Description of the task:
In the data below, find each line carrying the string "title" and copy it out.

Records shown:

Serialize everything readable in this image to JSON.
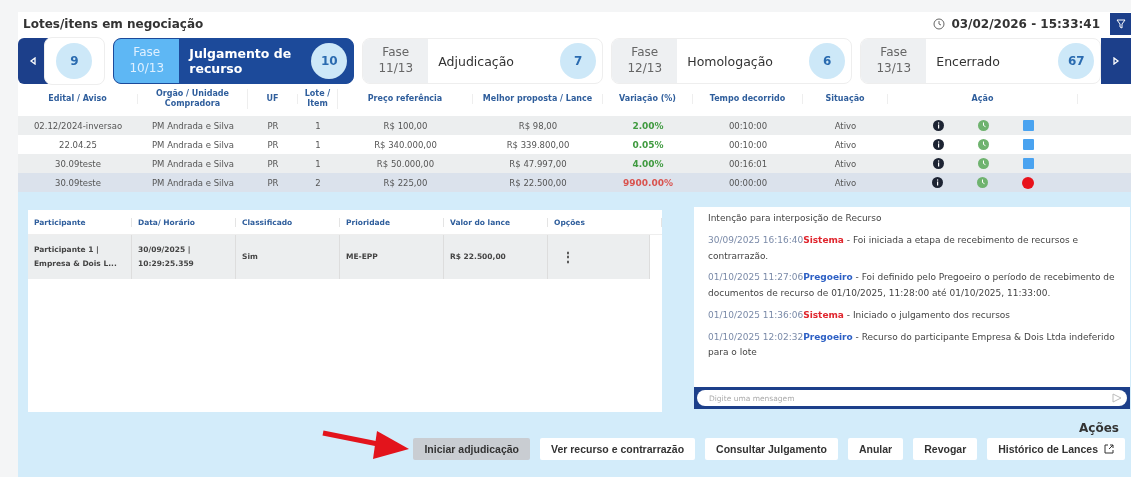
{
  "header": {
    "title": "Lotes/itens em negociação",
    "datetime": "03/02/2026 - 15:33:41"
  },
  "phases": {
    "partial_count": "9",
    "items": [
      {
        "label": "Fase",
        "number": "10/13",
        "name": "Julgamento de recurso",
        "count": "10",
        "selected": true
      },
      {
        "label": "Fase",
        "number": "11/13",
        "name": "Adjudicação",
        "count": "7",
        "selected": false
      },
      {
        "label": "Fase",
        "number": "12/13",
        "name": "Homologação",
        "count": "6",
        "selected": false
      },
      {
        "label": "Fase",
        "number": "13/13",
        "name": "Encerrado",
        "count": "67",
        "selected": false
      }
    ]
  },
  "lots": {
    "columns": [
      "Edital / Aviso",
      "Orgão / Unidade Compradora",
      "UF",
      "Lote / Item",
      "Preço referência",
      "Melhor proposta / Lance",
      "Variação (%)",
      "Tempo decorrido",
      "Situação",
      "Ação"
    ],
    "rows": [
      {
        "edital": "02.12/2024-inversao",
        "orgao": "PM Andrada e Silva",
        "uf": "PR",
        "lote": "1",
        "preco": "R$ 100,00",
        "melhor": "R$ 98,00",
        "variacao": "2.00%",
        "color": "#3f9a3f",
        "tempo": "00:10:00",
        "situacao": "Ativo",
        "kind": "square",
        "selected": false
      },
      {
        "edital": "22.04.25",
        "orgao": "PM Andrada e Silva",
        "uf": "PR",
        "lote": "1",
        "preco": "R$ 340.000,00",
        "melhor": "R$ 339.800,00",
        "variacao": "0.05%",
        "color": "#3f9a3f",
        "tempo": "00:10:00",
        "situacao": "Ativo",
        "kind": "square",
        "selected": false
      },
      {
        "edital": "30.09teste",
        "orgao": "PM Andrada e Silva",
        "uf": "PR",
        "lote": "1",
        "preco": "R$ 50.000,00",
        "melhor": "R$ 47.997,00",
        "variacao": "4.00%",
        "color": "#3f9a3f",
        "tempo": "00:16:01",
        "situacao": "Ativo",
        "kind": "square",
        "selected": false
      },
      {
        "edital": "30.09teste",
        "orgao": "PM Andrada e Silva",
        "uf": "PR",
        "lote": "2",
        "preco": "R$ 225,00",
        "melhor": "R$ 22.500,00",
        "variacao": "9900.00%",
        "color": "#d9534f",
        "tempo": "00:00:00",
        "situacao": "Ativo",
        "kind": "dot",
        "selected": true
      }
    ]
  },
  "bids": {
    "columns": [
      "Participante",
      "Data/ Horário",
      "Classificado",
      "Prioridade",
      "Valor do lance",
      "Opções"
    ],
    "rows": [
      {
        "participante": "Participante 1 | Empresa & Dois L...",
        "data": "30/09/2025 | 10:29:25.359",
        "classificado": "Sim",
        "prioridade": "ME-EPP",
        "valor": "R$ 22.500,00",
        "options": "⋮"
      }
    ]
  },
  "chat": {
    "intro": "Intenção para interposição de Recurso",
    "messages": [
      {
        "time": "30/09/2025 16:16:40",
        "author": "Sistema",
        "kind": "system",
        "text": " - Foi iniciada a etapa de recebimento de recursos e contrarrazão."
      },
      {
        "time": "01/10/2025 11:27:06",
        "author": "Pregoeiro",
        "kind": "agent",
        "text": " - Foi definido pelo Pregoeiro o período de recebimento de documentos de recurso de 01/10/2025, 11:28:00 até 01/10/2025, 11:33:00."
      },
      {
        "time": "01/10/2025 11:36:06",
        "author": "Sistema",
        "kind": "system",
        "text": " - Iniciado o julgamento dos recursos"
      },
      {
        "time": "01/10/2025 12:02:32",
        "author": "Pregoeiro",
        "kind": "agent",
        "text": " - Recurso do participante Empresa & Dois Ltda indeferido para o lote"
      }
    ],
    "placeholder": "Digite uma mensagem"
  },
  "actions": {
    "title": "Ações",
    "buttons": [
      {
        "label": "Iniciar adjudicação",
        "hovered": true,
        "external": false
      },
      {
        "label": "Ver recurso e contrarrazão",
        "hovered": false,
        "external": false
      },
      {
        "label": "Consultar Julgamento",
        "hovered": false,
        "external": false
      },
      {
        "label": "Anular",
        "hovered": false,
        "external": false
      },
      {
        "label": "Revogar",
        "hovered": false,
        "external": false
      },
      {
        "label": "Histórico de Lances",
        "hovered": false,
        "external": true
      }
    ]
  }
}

Solution to this task:
    "title": "Lotes/itens em negociação",
    "title": "Ações",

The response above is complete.